HOW TO COMPLETE THIS TASK
Count how many lines of the material hold "shortcut". Respond with that number alone.
######
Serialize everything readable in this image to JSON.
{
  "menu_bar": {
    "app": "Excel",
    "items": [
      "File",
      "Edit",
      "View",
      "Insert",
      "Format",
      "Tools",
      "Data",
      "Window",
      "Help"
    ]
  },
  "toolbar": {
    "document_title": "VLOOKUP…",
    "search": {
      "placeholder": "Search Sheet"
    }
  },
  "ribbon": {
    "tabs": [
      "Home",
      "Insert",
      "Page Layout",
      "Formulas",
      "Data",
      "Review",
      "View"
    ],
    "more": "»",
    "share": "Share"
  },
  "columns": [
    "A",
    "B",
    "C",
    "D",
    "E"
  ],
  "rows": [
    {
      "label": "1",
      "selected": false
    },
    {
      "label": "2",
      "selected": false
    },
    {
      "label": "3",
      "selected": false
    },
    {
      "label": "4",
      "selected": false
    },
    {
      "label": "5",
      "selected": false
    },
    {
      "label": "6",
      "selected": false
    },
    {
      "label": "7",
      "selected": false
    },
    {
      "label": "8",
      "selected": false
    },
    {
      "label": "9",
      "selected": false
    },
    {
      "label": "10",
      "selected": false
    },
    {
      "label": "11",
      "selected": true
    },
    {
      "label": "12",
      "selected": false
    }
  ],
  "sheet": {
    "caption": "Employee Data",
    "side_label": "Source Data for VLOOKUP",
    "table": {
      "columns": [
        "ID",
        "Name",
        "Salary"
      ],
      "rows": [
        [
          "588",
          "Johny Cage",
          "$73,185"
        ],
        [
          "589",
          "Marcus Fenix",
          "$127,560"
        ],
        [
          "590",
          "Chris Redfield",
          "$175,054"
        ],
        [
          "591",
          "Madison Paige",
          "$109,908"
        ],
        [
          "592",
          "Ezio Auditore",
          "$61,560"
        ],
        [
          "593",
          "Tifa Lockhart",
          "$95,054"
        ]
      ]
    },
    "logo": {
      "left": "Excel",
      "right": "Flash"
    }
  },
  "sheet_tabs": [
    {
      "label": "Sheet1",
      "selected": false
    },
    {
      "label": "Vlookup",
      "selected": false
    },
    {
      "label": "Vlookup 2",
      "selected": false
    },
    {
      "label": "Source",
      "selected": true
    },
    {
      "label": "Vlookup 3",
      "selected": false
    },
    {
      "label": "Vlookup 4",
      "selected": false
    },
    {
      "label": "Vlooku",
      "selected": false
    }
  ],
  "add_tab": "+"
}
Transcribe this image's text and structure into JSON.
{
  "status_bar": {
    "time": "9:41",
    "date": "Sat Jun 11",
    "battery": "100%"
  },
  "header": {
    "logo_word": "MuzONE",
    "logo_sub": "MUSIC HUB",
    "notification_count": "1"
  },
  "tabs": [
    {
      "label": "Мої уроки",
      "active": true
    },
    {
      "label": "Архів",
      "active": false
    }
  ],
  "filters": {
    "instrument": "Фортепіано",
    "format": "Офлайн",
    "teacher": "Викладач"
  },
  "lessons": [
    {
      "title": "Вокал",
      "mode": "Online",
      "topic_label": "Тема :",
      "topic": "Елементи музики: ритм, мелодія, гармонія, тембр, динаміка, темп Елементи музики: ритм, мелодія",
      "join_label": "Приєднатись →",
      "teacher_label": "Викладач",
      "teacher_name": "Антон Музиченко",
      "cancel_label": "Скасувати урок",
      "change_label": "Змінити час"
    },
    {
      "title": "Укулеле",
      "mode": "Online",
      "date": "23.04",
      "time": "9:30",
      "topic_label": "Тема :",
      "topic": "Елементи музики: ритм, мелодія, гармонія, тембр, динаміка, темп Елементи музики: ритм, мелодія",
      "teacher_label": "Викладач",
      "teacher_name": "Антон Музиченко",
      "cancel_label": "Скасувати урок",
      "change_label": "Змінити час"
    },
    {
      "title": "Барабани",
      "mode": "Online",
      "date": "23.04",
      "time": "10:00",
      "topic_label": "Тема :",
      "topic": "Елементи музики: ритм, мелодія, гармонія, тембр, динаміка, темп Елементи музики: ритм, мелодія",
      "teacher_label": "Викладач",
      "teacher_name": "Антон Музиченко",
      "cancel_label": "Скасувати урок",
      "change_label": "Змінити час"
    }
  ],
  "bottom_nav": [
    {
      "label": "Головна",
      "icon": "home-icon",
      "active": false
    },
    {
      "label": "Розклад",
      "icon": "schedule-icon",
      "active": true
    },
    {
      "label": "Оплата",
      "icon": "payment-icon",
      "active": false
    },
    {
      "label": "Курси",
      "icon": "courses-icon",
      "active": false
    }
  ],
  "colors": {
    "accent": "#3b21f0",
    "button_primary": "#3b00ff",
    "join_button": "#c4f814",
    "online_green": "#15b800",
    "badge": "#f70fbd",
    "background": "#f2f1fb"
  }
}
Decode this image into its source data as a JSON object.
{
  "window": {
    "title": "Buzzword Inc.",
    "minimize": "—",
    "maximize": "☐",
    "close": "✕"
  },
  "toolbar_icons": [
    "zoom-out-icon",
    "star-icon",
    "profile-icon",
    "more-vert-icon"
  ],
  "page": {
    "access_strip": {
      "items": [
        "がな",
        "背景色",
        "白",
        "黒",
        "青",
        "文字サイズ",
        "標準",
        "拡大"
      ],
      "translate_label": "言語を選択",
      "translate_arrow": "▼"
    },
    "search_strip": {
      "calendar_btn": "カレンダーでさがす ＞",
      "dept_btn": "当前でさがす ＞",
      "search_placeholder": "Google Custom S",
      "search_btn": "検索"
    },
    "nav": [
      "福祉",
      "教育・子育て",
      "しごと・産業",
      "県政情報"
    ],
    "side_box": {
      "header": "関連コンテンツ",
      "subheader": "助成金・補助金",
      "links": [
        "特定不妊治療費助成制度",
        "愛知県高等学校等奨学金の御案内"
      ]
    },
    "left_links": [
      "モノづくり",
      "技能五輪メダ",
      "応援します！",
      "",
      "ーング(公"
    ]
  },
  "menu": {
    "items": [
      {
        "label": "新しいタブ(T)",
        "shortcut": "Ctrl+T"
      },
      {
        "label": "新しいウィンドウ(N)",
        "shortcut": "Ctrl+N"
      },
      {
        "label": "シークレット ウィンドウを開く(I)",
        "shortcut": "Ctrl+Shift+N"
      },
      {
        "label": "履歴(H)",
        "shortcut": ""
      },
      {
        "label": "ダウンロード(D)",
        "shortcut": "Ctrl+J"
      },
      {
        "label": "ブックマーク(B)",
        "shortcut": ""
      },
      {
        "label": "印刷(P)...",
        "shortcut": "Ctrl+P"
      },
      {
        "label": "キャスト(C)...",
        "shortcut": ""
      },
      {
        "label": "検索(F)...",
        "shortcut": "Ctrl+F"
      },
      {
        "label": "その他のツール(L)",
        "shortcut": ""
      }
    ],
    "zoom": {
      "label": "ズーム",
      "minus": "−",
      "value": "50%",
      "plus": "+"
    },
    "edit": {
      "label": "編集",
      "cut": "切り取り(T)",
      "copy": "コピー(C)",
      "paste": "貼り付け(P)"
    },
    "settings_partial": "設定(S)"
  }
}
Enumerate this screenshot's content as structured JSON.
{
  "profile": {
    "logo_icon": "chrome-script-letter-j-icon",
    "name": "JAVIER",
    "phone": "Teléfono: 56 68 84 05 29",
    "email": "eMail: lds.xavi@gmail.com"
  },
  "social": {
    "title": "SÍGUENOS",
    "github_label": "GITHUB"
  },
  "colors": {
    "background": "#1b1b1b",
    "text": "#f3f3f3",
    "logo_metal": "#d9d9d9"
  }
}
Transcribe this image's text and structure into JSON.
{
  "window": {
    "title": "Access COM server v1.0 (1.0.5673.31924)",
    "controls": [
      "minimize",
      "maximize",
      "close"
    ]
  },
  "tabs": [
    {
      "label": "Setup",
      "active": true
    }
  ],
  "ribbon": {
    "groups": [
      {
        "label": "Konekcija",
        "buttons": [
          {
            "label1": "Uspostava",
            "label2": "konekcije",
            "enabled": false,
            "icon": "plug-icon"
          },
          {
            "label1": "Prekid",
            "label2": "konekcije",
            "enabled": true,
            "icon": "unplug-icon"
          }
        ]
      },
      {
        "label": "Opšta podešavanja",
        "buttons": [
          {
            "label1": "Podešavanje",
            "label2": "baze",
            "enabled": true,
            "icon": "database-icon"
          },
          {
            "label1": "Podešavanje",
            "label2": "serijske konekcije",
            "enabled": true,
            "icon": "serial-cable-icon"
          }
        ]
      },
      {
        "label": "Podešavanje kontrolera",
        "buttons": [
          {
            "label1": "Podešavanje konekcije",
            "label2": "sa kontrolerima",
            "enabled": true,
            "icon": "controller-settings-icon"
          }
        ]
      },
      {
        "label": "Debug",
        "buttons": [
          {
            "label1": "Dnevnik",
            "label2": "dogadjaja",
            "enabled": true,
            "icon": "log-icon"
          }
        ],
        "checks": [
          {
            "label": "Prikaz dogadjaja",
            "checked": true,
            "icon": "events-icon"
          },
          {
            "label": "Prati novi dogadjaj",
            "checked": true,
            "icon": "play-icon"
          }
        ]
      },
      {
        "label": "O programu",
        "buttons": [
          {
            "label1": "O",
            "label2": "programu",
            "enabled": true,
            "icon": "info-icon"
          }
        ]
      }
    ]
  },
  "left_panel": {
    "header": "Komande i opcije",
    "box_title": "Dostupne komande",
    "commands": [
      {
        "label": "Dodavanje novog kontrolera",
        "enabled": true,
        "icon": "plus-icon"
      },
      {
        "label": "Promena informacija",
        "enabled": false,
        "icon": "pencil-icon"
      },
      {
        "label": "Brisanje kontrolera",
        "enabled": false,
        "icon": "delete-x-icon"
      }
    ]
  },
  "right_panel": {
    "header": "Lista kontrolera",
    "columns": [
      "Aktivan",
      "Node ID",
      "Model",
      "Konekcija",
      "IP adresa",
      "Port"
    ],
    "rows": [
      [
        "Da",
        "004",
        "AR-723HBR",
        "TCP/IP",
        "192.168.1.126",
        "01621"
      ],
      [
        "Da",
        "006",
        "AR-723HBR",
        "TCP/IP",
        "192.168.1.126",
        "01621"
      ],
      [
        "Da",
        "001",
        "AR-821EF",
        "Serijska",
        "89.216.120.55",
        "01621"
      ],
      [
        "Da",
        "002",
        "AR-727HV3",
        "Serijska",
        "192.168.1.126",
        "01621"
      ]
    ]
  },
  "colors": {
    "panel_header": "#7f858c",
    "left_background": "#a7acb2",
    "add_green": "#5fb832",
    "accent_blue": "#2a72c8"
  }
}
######
RESPONSE
10